**Instructions for the task**
Please copy each line of the records below that holds the word "JSON".

[Source data]

==========

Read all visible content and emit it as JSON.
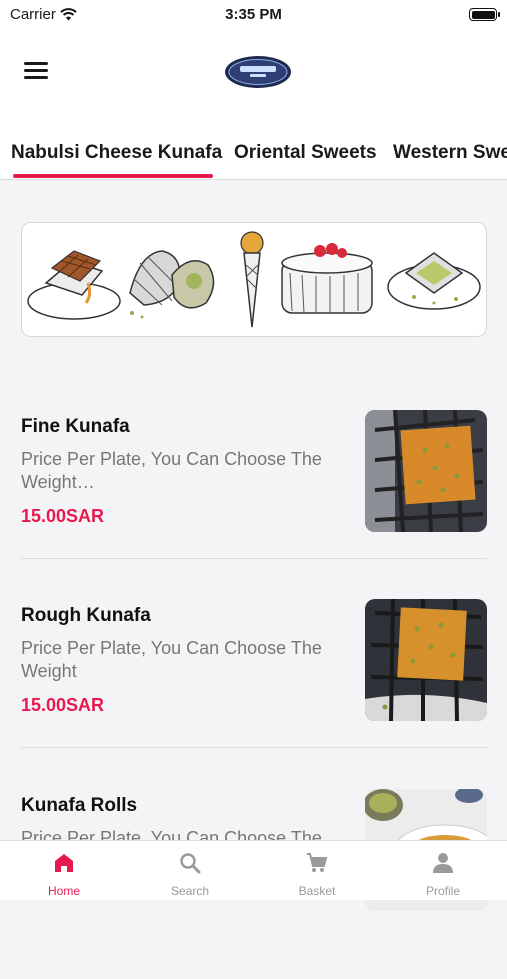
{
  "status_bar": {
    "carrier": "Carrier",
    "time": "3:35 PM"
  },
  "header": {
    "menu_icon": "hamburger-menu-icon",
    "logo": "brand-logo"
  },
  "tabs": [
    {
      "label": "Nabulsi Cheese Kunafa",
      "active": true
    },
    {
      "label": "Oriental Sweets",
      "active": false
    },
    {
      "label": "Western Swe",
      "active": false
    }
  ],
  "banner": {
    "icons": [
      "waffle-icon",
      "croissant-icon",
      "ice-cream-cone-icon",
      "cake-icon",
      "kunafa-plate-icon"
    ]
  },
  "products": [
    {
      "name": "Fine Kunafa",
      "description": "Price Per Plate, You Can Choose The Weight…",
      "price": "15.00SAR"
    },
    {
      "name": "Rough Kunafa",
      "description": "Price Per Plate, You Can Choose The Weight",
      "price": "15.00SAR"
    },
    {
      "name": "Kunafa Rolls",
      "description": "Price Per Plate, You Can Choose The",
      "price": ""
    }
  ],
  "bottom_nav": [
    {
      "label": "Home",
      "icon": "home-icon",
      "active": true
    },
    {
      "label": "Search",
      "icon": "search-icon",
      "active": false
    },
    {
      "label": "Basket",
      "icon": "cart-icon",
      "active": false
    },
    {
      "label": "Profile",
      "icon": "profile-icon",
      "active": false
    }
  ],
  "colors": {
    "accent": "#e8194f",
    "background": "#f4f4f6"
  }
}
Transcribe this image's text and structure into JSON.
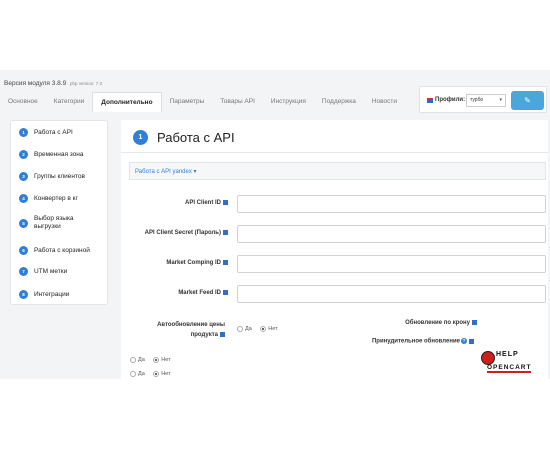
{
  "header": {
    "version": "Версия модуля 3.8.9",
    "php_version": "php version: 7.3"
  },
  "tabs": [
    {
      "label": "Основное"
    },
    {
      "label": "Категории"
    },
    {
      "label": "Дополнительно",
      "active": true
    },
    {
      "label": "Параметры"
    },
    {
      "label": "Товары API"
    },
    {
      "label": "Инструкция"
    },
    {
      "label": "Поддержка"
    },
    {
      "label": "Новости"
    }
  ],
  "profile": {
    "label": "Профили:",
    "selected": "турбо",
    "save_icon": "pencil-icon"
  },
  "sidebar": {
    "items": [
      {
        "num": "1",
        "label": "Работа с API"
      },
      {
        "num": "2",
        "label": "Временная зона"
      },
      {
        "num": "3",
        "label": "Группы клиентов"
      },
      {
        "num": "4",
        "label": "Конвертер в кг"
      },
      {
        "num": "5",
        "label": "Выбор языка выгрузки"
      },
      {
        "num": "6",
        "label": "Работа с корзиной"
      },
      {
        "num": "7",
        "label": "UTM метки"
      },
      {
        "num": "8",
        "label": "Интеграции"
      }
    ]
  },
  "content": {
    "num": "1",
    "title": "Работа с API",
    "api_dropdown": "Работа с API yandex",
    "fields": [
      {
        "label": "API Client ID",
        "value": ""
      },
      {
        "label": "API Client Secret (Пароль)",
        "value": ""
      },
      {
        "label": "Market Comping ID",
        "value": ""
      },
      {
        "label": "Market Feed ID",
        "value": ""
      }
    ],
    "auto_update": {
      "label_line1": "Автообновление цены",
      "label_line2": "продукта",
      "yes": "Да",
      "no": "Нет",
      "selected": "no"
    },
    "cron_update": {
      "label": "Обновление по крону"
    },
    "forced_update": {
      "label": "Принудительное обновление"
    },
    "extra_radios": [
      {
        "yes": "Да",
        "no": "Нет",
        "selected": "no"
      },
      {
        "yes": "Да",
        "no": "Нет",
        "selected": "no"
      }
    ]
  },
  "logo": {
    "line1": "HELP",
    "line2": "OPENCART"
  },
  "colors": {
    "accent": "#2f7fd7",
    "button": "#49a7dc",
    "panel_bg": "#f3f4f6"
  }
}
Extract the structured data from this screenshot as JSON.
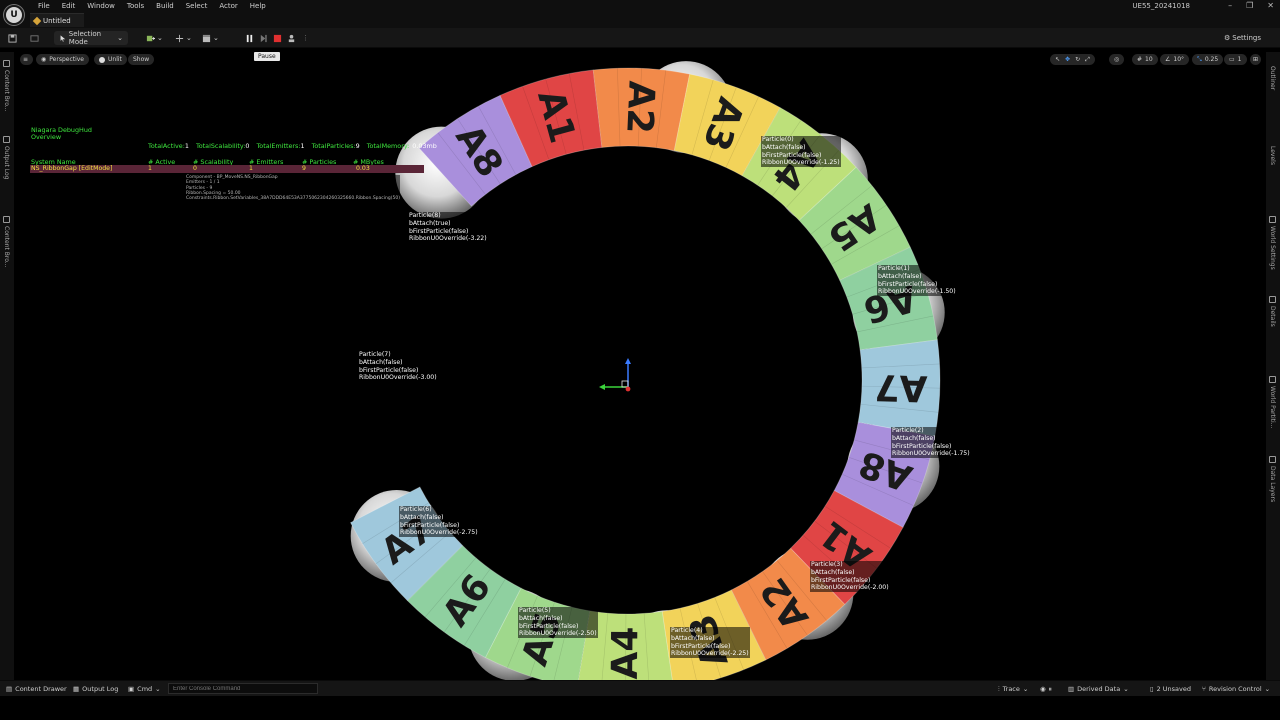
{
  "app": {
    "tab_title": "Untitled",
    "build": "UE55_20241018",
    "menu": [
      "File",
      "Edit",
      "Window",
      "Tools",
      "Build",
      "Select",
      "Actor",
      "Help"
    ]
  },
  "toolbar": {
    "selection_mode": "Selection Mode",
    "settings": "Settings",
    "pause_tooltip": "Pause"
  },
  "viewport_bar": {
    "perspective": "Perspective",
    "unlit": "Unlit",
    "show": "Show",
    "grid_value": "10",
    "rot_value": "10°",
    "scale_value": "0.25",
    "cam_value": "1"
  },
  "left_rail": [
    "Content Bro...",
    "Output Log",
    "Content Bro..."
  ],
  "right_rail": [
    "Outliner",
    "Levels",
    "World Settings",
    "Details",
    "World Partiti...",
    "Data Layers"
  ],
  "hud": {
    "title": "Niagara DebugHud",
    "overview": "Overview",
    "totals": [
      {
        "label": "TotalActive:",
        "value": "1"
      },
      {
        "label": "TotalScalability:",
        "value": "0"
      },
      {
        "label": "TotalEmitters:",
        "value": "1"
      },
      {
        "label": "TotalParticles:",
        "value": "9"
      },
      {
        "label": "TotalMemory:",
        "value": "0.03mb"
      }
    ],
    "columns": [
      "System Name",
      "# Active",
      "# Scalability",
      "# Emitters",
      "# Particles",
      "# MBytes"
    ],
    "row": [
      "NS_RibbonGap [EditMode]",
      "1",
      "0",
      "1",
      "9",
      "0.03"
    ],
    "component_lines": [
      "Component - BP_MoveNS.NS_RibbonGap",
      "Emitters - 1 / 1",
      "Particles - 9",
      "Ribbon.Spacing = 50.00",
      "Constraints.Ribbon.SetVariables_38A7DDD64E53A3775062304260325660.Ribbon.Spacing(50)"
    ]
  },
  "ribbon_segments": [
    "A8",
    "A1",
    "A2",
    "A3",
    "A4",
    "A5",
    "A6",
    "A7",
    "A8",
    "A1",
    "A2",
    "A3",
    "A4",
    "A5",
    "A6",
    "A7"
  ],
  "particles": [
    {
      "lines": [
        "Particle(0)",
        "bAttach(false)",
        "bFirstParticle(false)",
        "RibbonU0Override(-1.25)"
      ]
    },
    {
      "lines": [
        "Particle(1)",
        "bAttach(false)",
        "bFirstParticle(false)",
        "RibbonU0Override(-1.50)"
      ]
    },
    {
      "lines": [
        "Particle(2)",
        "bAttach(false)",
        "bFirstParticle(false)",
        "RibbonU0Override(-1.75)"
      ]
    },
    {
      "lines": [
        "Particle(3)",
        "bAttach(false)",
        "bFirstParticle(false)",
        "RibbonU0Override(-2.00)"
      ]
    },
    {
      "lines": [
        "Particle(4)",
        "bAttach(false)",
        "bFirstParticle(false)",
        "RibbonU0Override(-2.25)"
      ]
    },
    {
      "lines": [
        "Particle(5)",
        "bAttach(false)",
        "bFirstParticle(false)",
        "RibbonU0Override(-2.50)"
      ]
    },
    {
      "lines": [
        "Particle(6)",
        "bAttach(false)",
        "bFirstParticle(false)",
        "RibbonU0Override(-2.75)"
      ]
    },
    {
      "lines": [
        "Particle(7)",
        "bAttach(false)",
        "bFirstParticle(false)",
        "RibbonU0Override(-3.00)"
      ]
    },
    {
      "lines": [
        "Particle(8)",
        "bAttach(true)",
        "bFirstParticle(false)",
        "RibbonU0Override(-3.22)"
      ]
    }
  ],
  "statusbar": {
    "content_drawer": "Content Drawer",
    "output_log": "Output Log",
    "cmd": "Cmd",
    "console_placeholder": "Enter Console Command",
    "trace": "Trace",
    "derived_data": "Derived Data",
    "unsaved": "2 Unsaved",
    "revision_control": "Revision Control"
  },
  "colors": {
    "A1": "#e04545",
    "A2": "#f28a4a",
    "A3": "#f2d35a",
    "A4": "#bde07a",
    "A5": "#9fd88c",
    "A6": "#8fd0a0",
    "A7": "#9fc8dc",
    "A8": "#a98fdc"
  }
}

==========

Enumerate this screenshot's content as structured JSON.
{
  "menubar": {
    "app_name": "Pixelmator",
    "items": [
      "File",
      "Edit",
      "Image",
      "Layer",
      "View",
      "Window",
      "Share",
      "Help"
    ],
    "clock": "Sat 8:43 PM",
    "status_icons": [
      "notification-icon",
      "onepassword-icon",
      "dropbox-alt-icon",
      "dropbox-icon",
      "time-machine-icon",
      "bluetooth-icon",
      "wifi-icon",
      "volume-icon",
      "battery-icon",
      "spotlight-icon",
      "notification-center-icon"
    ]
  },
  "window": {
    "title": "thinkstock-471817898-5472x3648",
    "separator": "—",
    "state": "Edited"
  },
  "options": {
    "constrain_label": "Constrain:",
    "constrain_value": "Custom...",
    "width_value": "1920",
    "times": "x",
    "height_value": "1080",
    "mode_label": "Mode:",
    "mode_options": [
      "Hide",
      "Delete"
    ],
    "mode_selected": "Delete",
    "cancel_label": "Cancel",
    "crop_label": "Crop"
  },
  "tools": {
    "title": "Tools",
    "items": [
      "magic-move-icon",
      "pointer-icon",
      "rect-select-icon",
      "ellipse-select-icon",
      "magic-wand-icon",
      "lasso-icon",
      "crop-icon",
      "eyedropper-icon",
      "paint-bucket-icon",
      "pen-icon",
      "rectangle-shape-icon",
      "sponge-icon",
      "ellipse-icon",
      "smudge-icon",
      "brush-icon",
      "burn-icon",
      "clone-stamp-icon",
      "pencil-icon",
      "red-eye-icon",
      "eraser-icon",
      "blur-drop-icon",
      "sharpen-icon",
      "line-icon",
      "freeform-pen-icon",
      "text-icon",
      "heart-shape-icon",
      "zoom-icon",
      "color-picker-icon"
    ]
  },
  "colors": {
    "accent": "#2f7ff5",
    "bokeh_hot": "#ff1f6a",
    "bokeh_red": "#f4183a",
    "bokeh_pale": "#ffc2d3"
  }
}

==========

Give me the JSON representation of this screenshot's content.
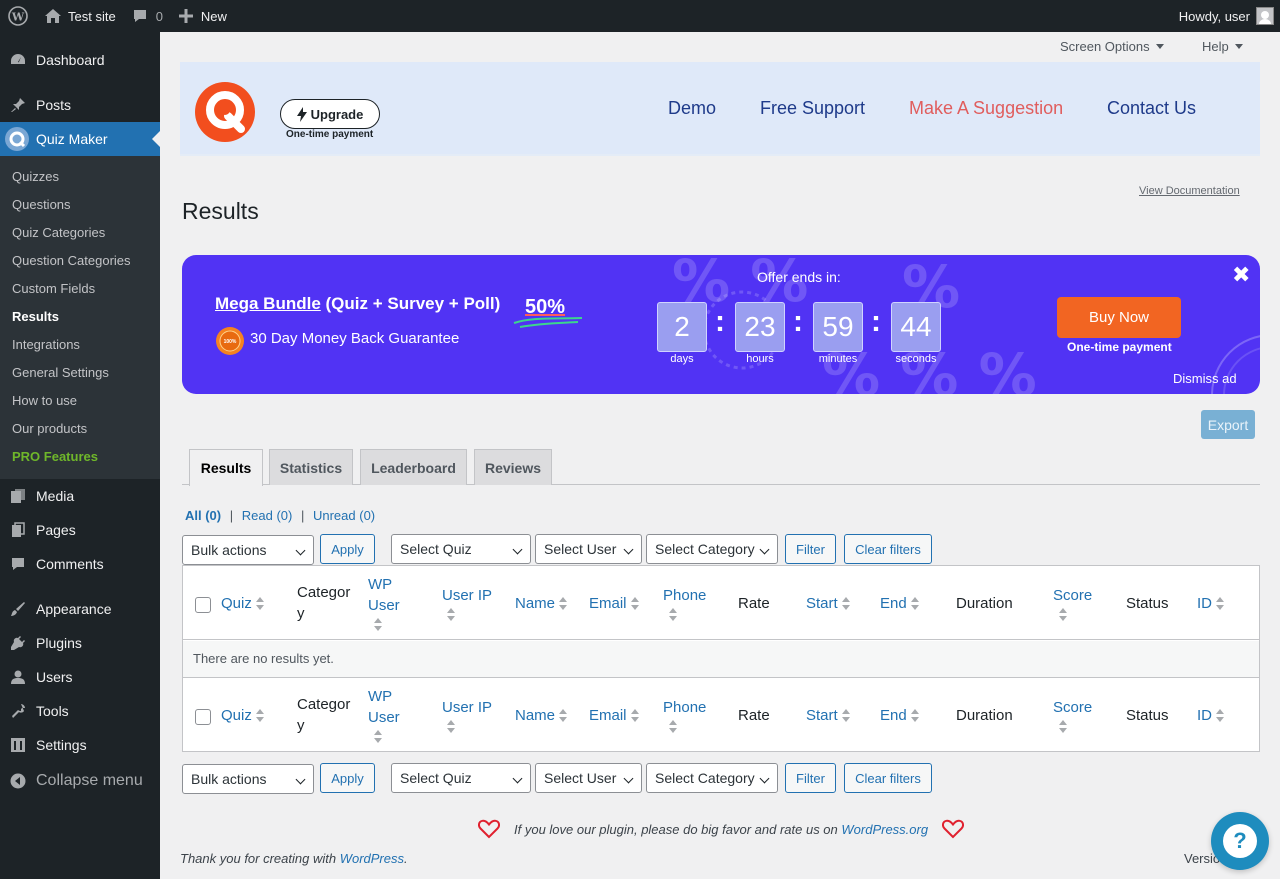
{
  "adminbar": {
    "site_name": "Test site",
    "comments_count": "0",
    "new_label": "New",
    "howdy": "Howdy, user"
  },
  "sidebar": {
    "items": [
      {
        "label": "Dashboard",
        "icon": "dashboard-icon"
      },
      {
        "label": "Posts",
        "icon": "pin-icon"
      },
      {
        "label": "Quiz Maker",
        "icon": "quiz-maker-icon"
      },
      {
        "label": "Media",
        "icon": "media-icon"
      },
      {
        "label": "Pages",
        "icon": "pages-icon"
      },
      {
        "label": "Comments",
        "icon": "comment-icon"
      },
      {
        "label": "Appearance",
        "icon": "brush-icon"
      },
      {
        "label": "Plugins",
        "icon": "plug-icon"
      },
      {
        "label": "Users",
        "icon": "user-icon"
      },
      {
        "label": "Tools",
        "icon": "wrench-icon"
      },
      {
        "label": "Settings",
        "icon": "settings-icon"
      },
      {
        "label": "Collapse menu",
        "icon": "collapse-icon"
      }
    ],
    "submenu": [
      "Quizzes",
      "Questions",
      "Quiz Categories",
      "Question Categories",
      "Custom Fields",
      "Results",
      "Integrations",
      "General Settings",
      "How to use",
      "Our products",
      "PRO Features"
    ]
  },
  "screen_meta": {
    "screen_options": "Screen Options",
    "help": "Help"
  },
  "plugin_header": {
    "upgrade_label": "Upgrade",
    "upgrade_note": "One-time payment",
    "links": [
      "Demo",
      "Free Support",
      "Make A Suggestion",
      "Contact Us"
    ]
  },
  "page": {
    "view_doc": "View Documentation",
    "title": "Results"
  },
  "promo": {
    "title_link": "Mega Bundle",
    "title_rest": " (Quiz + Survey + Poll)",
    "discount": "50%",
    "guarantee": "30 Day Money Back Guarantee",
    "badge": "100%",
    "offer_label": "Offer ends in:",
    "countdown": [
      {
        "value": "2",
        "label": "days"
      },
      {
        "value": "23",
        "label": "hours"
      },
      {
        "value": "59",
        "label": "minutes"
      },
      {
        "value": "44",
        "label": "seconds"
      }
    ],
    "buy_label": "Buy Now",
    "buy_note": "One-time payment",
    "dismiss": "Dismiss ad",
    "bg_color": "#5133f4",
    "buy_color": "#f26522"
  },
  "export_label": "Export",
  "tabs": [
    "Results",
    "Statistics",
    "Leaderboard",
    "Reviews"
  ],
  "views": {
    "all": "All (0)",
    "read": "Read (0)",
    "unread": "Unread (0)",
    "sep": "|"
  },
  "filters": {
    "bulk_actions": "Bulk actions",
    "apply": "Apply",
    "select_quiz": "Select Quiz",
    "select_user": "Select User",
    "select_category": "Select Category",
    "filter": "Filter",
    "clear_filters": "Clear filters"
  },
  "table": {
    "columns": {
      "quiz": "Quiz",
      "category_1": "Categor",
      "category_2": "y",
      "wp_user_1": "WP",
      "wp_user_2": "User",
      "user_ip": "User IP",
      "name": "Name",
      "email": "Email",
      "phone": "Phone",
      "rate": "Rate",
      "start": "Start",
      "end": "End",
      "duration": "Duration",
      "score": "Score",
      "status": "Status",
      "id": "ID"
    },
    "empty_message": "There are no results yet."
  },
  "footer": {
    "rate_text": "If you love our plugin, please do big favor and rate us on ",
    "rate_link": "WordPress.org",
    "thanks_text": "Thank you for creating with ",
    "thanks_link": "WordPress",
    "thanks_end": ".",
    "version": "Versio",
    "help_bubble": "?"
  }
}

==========

**Answer to the exercise**
Read all visible content and emit it as JSON.
Transcribe this image's text and structure into JSON.
Extract the structured data from this screenshot as JSON.
Enumerate this screenshot's content as structured JSON.
Give me the JSON representation of this screenshot's content.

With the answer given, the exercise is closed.